● **Your objective**:
Extract every line of the material below and reproduce it faithfully.

● **Data in this exercise**:
Segment Open
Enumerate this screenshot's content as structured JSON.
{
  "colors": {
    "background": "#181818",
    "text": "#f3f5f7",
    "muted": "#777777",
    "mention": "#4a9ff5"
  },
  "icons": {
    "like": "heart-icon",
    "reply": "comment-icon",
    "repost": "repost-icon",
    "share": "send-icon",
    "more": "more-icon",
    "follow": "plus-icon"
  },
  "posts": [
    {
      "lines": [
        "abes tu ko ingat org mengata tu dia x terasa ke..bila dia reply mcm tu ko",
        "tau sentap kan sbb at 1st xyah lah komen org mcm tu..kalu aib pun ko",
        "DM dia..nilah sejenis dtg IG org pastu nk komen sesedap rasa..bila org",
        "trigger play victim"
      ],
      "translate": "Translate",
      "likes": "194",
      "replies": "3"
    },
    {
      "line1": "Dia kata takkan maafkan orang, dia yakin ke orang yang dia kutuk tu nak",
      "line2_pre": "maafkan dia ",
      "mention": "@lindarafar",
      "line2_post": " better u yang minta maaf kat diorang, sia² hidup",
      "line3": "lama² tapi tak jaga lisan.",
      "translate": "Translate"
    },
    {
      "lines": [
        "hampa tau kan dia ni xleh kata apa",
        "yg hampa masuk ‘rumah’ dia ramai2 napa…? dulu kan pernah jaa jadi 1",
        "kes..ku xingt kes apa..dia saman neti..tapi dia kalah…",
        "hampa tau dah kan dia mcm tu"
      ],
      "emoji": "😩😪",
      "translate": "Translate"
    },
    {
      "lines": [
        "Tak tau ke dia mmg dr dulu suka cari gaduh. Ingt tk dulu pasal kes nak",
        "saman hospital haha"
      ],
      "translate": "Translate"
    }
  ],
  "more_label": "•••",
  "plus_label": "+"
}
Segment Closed
● **Result of this task**:
Enumerate this screenshot's content as structured JSON.
{
  "colors": {
    "background": "#181818",
    "text": "#f3f5f7",
    "muted": "#777777",
    "mention": "#4a9ff5"
  },
  "icons": {
    "like": "heart-icon",
    "reply": "comment-icon",
    "repost": "repost-icon",
    "share": "send-icon",
    "more": "more-icon",
    "follow": "plus-icon"
  },
  "posts": [
    {
      "lines": [
        "abes tu ko ingat org mengata tu dia x terasa ke..bila dia reply mcm tu ko",
        "tau sentap kan sbb at 1st xyah lah komen org mcm tu..kalu aib pun ko",
        "DM dia..nilah sejenis dtg IG org pastu nk komen sesedap rasa..bila org",
        "trigger play victim"
      ],
      "translate": "Translate",
      "likes": "194",
      "replies": "3"
    },
    {
      "line1": "Dia kata takkan maafkan orang, dia yakin ke orang yang dia kutuk tu nak",
      "line2_pre": "maafkan dia ",
      "mention": "@lindarafar",
      "line2_post": " better u yang minta maaf kat diorang, sia² hidup",
      "line3": "lama² tapi tak jaga lisan.",
      "translate": "Translate"
    },
    {
      "lines": [
        "hampa tau kan dia ni xleh kata apa",
        "yg hampa masuk ‘rumah’ dia ramai2 napa…? dulu kan pernah jaa jadi 1",
        "kes..ku xingt kes apa..dia saman neti..tapi dia kalah…",
        "hampa tau dah kan dia mcm tu"
      ],
      "emoji": "😩😪",
      "translate": "Translate"
    },
    {
      "lines": [
        "Tak tau ke dia mmg dr dulu suka cari gaduh. Ingt tk dulu pasal kes nak",
        "saman hospital haha"
      ],
      "translate": "Translate"
    }
  ],
  "more_label": "•••",
  "plus_label": "+"
}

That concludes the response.